In 1956, the Chinese Government set up the “Preparatory Committee for the Autonomous Region of Tibet” in Lhasa where Rinpoche had to attend weekly meetings on Fridays and Saturdays. Due to his high rank, he was given several titles by the Chinese government such as Wu Yuan of Standing Committee which he was obliged to accept even though, given his young age, he didn’t have much knowledge about administration.
Indian Exile and living in the West

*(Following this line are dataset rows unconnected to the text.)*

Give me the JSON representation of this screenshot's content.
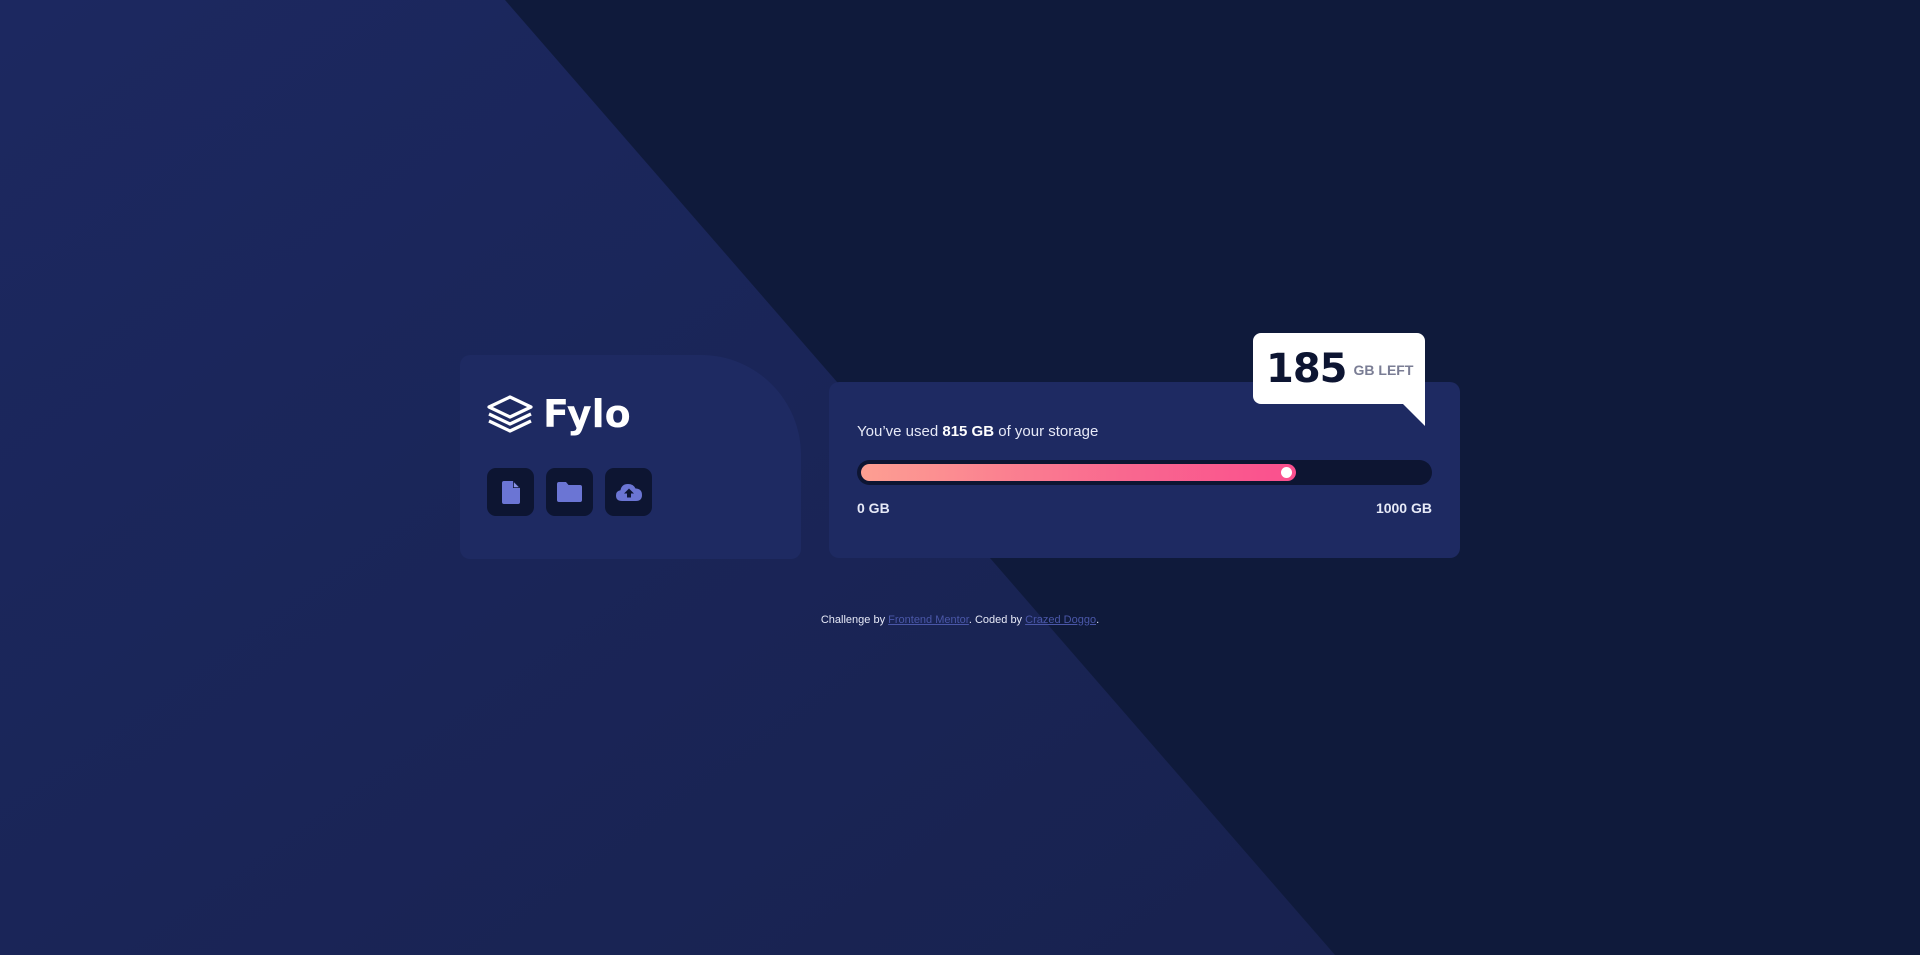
{
  "colors": {
    "background_dark": "#0f1a3b",
    "background_light": "#1b2658",
    "card": "#1e2a62",
    "icon_bg": "#0d1532",
    "icon_fg": "#6b75d4",
    "gradient_start": "#fd9f92",
    "gradient_end": "#fa4f8e",
    "link": "#4a57a8"
  },
  "logo": {
    "text": "Fylo",
    "icon": "layers-icon"
  },
  "toolbar": {
    "icons": [
      "document-icon",
      "folder-icon",
      "cloud-upload-icon"
    ]
  },
  "storage": {
    "prefix": "You’ve used ",
    "used": "815 GB",
    "suffix": " of your storage",
    "min_label": "0 GB",
    "max_label": "1000 GB",
    "used_gb": 815,
    "total_gb": 1000
  },
  "bubble": {
    "number": "185",
    "unit": "GB LEFT"
  },
  "attribution": {
    "prefix": "Challenge by ",
    "link1": "Frontend Mentor",
    "middle": ". Coded by ",
    "link2": "Crazed Doggo",
    "suffix": "."
  }
}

In 1959, after the suppression of the Tibetan National Uprising in Lhasa by Chinese troops, Rinpoche escaped, according to his administrators’ plan, by leaving Drepung monastery for Sangphu in Southern Tibet. From there he left for the Tibetan-Indian border where he met with His Holiness the 14th Dalai Lama. His Holiness asked him to join him in exile in India.
Rinpoche finished his Buddhist studies in Dharamsala in Northern India. He received the Geshe degree, a doctorate in Buddhist Psycho-ethical Philosophy, which is equivalent to a PhD in Buddhist Philosophy in the West. From 1964 until 1966, he lived in New Delhi where he directed the Tibet House, an internationally recognized institute for the promotion and preservation of Tibetan and Buddhist culture. It was then that he was invited by the University of Bonn, Germany to work as a researcher at its Institute for Central Asian Studies, which he accepted.
His main area of interest included Tibetan Buddhist symbols, iconography and Tibetan religious art. He taught courses, as well as supported students and colleagues in their academic research work. He worked there until his retirement in 2004 and published several books connected to his research. A list of publications of his body of work, including academic papers about Tibetan Buddhist art, iconography and symbolism, translations of Buddhist texts from Tibetan into German, as well as various explanations for Western Buddhists, in both German and English can be downloaded. Among the Tibetan Tulkus in exile, Rinpoche is considered the one who holds the most lineages in the Gelug tradition.
As soon as Rinpoche left for Germany, he gave back his monk´s vows. This was not an easy decision to make. However, he envisioned it to be rather difficult to live as a monk in the Western world without the monastic environment. Naturally, there were big changes in his new way of life. He became a regular employee and led a “liberated” life, learning all kinds of chores in day-to-day life that were unfamiliar to him as a former monk in a monastery. He learned to take care of a household with tasks such as shopping, cooking, cleaning, emptying garbage, driving a car, etc., and took a special interest in sewing and carpentry. In 1969, Rinpoche married Norden Pemba with whom he has two grown-up children. His wife says about him “If someone needs him as a teacher, he will teach. If you want him to give a hand as a cook or driver, he is willing.”
In the 1980s, due to the explicit request of people interested in Buddhism he began to be active as a spiritual teacher for Europeans. Since 1984 Rinpoche has been teaching the Dharma, mainly in his own center in Frankfurt, the Choedzong Buddhist Society. He is also the Spiritual Director of Tibet House in Germany, which he co-founded with the Buddhist community Choedzong e.V.